San Diego Business Journal

A longtime local health care executive is hoping to attract some of the county’s urgent care business when he opens the first franchise clinic of a national chain tailored to these types of patients.

Paul and Lida Arvanitis, the local franchisees of the Doctors Express facility, plan a soft opening in late October at 10538 Mission Gorge Road in Santee.

Paul Arvanitis, who has two decades of experience in the medical industry, will run the day-to-day operations at the site; his wife will handle marketing.

“This region needs more convenient health care options, and we are the ideal alternative to costly — and often unnecessary — emergency room visits,” asserted Arvanitis, whose background includes stints doing pre-construction planning for hospital clients as an executive with Omega Group.

While serving as a medical service corps officer in the U.S. Navy, Arvanitis also completed fellowships with Kaiser Permanente and BlueCross BlueShield of South Carolina.

“The intent was to learn how managed care functioned in the private sector and apply some of those experiences to the military health system,” said Arvanitis.

‘Complementing’ the System

With seven-day-a-week service, Doctors Express promises walk-in convenience and speedy medical care — for those who can pay for it. Arvanitis said the business isn’t being launched to replace the family doctor, but rather to be an adjunct to the local medical community when other clinics can’t squeeze in Junior, who has the sniffles, or Mom sprains her ankle on the tennis court.

“We’re here to complement the current health care system,” said Arvanitis, who said post-care follow-up notes will be shared with the client’s primary care provider.

“It will pretty much cover the gamut of health care issues that are non-life-threatening,” said Arvanitis of Doctors Express. He has funded the venture with savings and Small Business Administration loans. He said it cost him $55,000 to buy the franchise. Total cost to build out the space, purchase equipment and become operable is in the $700,000 range, according to Katy Millberg, a spokeswoman for the Towson, Md.-based Doctors Express, which was co-founded in 2005 by an emergency room physician named Peter Ross.

More Centers Coming

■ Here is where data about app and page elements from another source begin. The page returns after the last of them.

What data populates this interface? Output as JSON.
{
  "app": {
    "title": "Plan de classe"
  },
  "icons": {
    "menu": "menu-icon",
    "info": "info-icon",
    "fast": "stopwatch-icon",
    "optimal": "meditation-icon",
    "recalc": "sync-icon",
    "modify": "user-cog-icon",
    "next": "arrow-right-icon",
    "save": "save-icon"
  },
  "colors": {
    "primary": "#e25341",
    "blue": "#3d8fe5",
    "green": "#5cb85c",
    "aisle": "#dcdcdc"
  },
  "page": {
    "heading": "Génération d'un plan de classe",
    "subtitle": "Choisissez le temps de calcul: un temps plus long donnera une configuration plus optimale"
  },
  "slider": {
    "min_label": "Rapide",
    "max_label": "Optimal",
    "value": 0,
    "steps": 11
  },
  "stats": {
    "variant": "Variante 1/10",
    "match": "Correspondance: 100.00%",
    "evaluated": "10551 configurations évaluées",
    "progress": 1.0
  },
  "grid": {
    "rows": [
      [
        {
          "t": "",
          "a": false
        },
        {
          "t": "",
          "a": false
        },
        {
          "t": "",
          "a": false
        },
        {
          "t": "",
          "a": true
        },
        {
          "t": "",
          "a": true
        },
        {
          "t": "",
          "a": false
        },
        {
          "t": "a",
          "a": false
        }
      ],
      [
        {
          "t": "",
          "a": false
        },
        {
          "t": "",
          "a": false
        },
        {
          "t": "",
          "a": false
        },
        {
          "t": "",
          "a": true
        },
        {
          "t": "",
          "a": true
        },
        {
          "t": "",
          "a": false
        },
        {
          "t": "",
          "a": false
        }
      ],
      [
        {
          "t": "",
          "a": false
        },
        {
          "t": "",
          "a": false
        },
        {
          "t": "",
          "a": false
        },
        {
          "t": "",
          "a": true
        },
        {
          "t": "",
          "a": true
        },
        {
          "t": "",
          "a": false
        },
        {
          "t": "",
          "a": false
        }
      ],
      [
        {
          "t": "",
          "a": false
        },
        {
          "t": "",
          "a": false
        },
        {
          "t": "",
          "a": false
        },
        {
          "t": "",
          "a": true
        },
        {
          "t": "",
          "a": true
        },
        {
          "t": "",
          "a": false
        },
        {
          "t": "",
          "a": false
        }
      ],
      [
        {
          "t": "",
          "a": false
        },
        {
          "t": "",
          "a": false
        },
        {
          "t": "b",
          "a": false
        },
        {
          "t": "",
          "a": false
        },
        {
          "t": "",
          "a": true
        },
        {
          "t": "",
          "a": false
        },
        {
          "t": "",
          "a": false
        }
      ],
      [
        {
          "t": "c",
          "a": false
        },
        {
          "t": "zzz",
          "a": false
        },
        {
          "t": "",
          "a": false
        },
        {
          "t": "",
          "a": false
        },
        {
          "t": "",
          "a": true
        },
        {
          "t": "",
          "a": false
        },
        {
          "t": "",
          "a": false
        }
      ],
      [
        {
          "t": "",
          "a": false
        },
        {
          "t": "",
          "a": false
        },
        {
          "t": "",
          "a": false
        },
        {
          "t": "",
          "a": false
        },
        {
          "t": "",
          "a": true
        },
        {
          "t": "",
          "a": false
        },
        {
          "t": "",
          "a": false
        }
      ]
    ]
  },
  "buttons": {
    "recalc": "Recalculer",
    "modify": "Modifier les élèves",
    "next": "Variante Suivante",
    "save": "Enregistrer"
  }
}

There are 10 Doctors Express centers up and running throughout the country. A total of 69 franchises have been sold in 21 states and 20 will be operating by the end of the year, according to Millberg, who would not disclose revenues for the company.

In addition to the Santee clinic, another franchisee will launch a facility in Carlsbad around the first of the year, said Millberg.

“We chose Santee because it seemed to have limited facilities for people with immediate health care needs,” said Arvanitis, who said the business accepts most health insurance plans and offers discounts for self-pay patients. “Of course, nobody needs to schedule an appointment,” said Arvanitis, who estimated that the average wait time to see a physician at Doctors Express will be 15-20 minutes.

While acknowledging that the Doctors Express clinic could take some market share from physician practices, he said urgent care clinics deliver episodic care rather than treat chronic medical conditions.

“If you’re being treated for diabetes, we are not your treatment center for that,” said Arvanitis.

Initially, Arvanitis said the clinic needs to see 20-25 patients a day “to reach the break-even point” financially. He said that he’s hired five board-certified primary care doctors, two of whom will be full-time employees. In addition, he has hired medical assistants, an X-ray technician, office staff and a druggist for an on-site pharmacy.

During the course of the next year, the business should provide employment for about 12 people, said Arvanitis. In addition, the general contractor hired local suppliers to do some of the subcontracting work on the facility, such as plumbing and electrical work.

In time, and depending on cash flow, he hopes to open other centers throughout the county.

“It’s a very efficient medical and business model,” said Arvanitis, referring to the 2,200-square-foot facility, which includes exam rooms, a triage area and a laboratory that gives quick test results for ailments such as mononucleosis and strep throat.

Shorter Waits in the ER?

Most importantly, the clinic could help divert patients from unneeded uses of hospital emergency rooms as well as save money.

As jobless numbers ratchet up and physicians get squeezed by falling reimbursements, hospital ERs have become the family doctors of last resort, for many. That has resulted in hours-long waits in emergency rooms for patients, and higher costs for hospitals and insurers.

The average cost of an ER visit (total cost to consumer and insurance company) is $570, according to data supplied by Doctors Express. In contrast, the average cost of urgent care at one of its clinics is in the $125-$140 range.

While urgent care centers such as Doctors Express can help alleviate some of the non-emergency cases in ERs, some industry observers say they can also siphon profitable services and patients, sticking hospitals with the sickest or the indigent. Many ERs depend on less severe injuries such as broken legs to help pay for treating, say, a knifing victim.

While the local medical community hasn’t taken a formal position on the business concept, the executive director of the San Diego County Medical Society said such clinics have their place in the larger medical environment.

“As long as they meet licensing requirements and they have a physician in the room, it’s a model we’re pretty comfortable with,” said Tom Gehring of the Medical Society, a nonprofit physician advocacy organization founded in 1870.